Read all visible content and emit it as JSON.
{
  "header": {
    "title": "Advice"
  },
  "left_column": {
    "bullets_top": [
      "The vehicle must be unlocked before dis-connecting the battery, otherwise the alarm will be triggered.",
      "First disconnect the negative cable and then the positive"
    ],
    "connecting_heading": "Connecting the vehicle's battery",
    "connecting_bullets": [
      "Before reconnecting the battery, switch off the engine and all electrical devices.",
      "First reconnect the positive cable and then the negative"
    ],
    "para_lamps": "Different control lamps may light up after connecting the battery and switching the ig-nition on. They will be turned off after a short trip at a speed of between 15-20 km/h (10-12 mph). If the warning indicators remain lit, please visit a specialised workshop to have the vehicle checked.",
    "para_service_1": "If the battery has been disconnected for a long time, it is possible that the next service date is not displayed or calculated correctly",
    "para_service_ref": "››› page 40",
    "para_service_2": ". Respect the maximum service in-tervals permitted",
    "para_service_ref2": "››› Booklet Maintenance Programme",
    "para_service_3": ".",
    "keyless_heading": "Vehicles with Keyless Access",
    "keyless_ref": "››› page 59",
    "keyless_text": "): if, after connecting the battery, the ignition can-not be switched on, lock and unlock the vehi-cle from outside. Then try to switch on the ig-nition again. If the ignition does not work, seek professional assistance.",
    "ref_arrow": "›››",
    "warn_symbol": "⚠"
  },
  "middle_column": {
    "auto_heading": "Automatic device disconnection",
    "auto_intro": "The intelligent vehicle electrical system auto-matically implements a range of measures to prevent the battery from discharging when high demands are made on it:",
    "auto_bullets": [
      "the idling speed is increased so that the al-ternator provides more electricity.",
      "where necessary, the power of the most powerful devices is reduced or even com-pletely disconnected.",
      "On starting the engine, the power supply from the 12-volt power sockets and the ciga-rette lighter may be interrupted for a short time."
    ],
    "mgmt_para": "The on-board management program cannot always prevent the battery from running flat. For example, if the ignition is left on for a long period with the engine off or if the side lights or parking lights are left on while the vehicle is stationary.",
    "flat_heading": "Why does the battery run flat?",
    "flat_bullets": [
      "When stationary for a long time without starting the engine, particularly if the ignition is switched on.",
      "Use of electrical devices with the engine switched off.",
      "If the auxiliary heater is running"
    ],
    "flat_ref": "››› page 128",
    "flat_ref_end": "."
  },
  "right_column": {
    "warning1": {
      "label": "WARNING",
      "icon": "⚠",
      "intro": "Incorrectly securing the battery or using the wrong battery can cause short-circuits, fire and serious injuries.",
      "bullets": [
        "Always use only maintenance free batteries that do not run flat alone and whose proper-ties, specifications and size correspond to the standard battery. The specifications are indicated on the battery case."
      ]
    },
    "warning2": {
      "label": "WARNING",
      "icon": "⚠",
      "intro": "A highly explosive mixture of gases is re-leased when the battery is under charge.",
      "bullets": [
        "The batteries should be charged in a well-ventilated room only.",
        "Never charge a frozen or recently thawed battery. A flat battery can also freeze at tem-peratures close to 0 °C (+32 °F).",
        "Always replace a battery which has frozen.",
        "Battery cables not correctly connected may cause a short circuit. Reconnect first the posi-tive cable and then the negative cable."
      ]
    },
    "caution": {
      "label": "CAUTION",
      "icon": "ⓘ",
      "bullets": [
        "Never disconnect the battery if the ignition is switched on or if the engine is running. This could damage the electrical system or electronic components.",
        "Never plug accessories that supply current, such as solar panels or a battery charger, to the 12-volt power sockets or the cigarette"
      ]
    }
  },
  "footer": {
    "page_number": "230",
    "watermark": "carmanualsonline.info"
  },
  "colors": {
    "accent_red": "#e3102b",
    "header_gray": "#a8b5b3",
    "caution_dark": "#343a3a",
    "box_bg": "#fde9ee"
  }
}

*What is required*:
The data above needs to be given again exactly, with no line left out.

*Expected answer*:
Read all visible content and emit it as JSON.
{
  "header": {
    "title": "Advice"
  },
  "left_column": {
    "bullets_top": [
      "The vehicle must be unlocked before dis-connecting the battery, otherwise the alarm will be triggered.",
      "First disconnect the negative cable and then the positive"
    ],
    "connecting_heading": "Connecting the vehicle's battery",
    "connecting_bullets": [
      "Before reconnecting the battery, switch off the engine and all electrical devices.",
      "First reconnect the positive cable and then the negative"
    ],
    "para_lamps": "Different control lamps may light up after connecting the battery and switching the ig-nition on. They will be turned off after a short trip at a speed of between 15-20 km/h (10-12 mph). If the warning indicators remain lit, please visit a specialised workshop to have the vehicle checked.",
    "para_service_1": "If the battery has been disconnected for a long time, it is possible that the next service date is not displayed or calculated correctly",
    "para_service_ref": "››› page 40",
    "para_service_2": ". Respect the maximum service in-tervals permitted",
    "para_service_ref2": "››› Booklet Maintenance Programme",
    "para_service_3": ".",
    "keyless_heading": "Vehicles with Keyless Access",
    "keyless_ref": "››› page 59",
    "keyless_text": "): if, after connecting the battery, the ignition can-not be switched on, lock and unlock the vehi-cle from outside. Then try to switch on the ig-nition again. If the ignition does not work, seek professional assistance.",
    "ref_arrow": "›››",
    "warn_symbol": "⚠"
  },
  "middle_column": {
    "auto_heading": "Automatic device disconnection",
    "auto_intro": "The intelligent vehicle electrical system auto-matically implements a range of measures to prevent the battery from discharging when high demands are made on it:",
    "auto_bullets": [
      "the idling speed is increased so that the al-ternator provides more electricity.",
      "where necessary, the power of the most powerful devices is reduced or even com-pletely disconnected.",
      "On starting the engine, the power supply from the 12-volt power sockets and the ciga-rette lighter may be interrupted for a short time."
    ],
    "mgmt_para": "The on-board management program cannot always prevent the battery from running flat. For example, if the ignition is left on for a long period with the engine off or if the side lights or parking lights are left on while the vehicle is stationary.",
    "flat_heading": "Why does the battery run flat?",
    "flat_bullets": [
      "When stationary for a long time without starting the engine, particularly if the ignition is switched on.",
      "Use of electrical devices with the engine switched off.",
      "If the auxiliary heater is running"
    ],
    "flat_ref": "››› page 128",
    "flat_ref_end": "."
  },
  "right_column": {
    "warning1": {
      "label": "WARNING",
      "icon": "⚠",
      "intro": "Incorrectly securing the battery or using the wrong battery can cause short-circuits, fire and serious injuries.",
      "bullets": [
        "Always use only maintenance free batteries that do not run flat alone and whose proper-ties, specifications and size correspond to the standard battery. The specifications are indicated on the battery case."
      ]
    },
    "warning2": {
      "label": "WARNING",
      "icon": "⚠",
      "intro": "A highly explosive mixture of gases is re-leased when the battery is under charge.",
      "bullets": [
        "The batteries should be charged in a well-ventilated room only.",
        "Never charge a frozen or recently thawed battery. A flat battery can also freeze at tem-peratures close to 0 °C (+32 °F).",
        "Always replace a battery which has frozen.",
        "Battery cables not correctly connected may cause a short circuit. Reconnect first the posi-tive cable and then the negative cable."
      ]
    },
    "caution": {
      "label": "CAUTION",
      "icon": "ⓘ",
      "bullets": [
        "Never disconnect the battery if the ignition is switched on or if the engine is running. This could damage the electrical system or electronic components.",
        "Never plug accessories that supply current, such as solar panels or a battery charger, to the 12-volt power sockets or the cigarette"
      ]
    }
  },
  "footer": {
    "page_number": "230",
    "watermark": "carmanualsonline.info"
  },
  "colors": {
    "accent_red": "#e3102b",
    "header_gray": "#a8b5b3",
    "caution_dark": "#343a3a",
    "box_bg": "#fde9ee"
  }
}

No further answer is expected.